=== Exercise objective ===
Using the data below, show every line where the word "this" occurs.

##### Supplied data #####

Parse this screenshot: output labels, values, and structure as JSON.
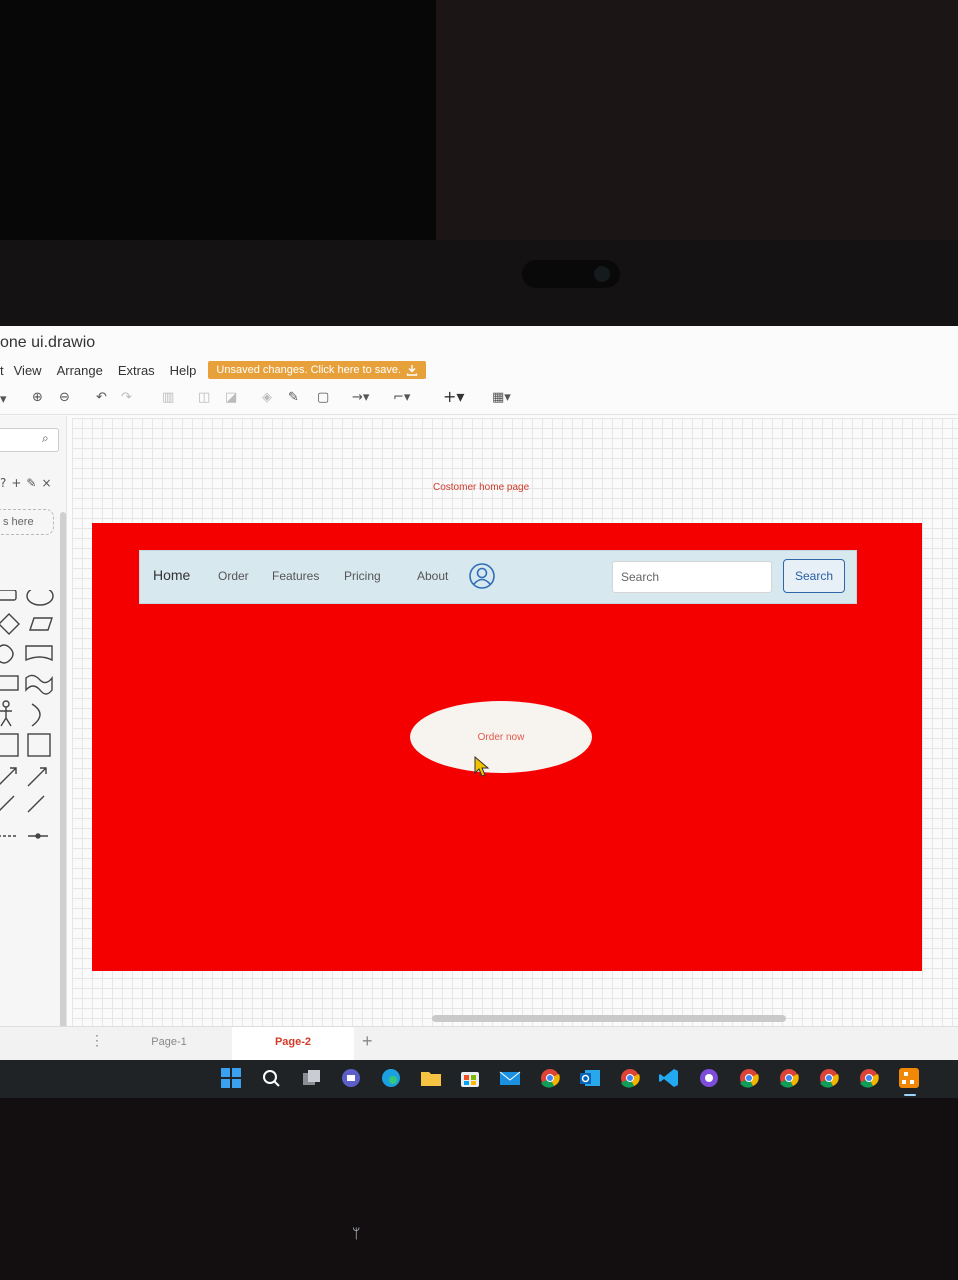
{
  "app": {
    "title": "one ui.drawio"
  },
  "menubar": {
    "items": [
      "t",
      "View",
      "Arrange",
      "Extras",
      "Help"
    ],
    "unsaved_button": "Unsaved changes. Click here to save."
  },
  "sidebar": {
    "drop_placeholder": "s here"
  },
  "diagram": {
    "page_label": "Costomer home page",
    "navbar": {
      "links": [
        "Home",
        "Order",
        "Features",
        "Pricing",
        "About"
      ],
      "search_placeholder": "Search",
      "search_button": "Search"
    },
    "order_button": "Order now"
  },
  "pages": {
    "tabs": [
      "Page-1",
      "Page-2"
    ],
    "active": "Page-2"
  },
  "colors": {
    "frame_red": "#f40000",
    "navbar_bg": "#d8e8ef",
    "unsaved_orange": "#e8a13a",
    "active_tab": "#d43a2a"
  },
  "taskbar": {
    "icons": [
      "windows-start-icon",
      "search-icon",
      "task-view-icon",
      "teams-icon",
      "edge-icon",
      "file-explorer-icon",
      "store-icon",
      "mail-icon",
      "chrome-icon",
      "outlook-icon",
      "chrome-icon",
      "vscode-icon",
      "github-desktop-icon",
      "chrome-icon",
      "chrome-icon",
      "chrome-icon",
      "chrome-icon",
      "drawio-icon"
    ]
  }
}
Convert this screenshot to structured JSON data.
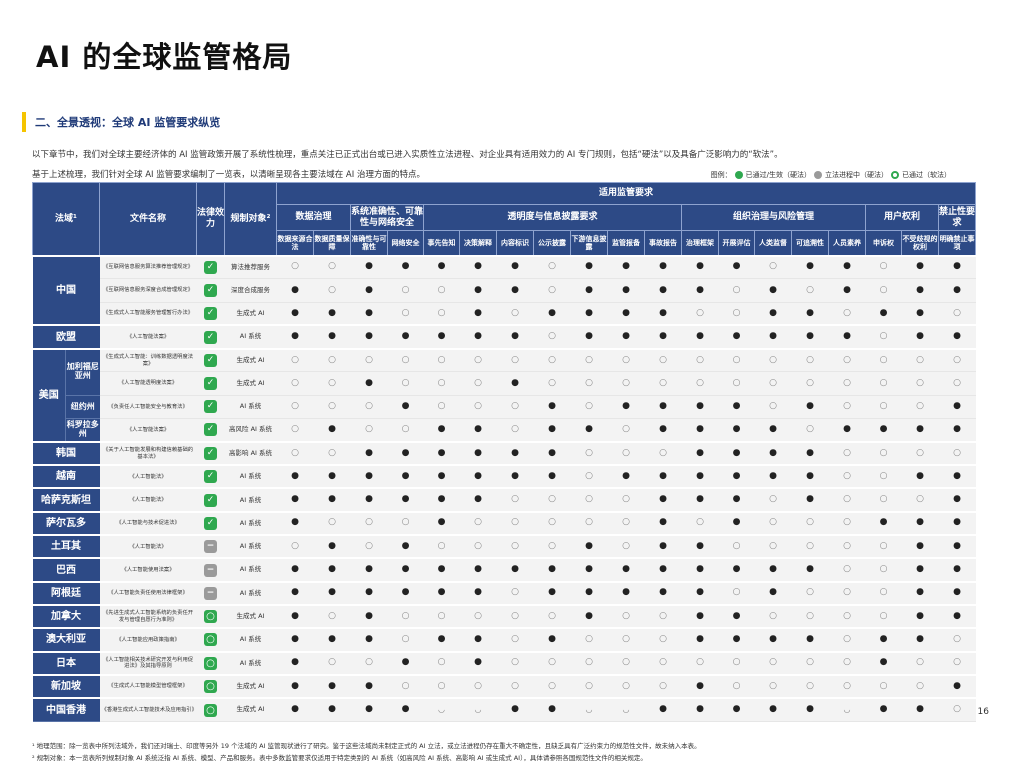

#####

=== Solution ===
Parse this screenshot: output labels, values, and structure as JSON.
Convert this screenshot to structured JSON data.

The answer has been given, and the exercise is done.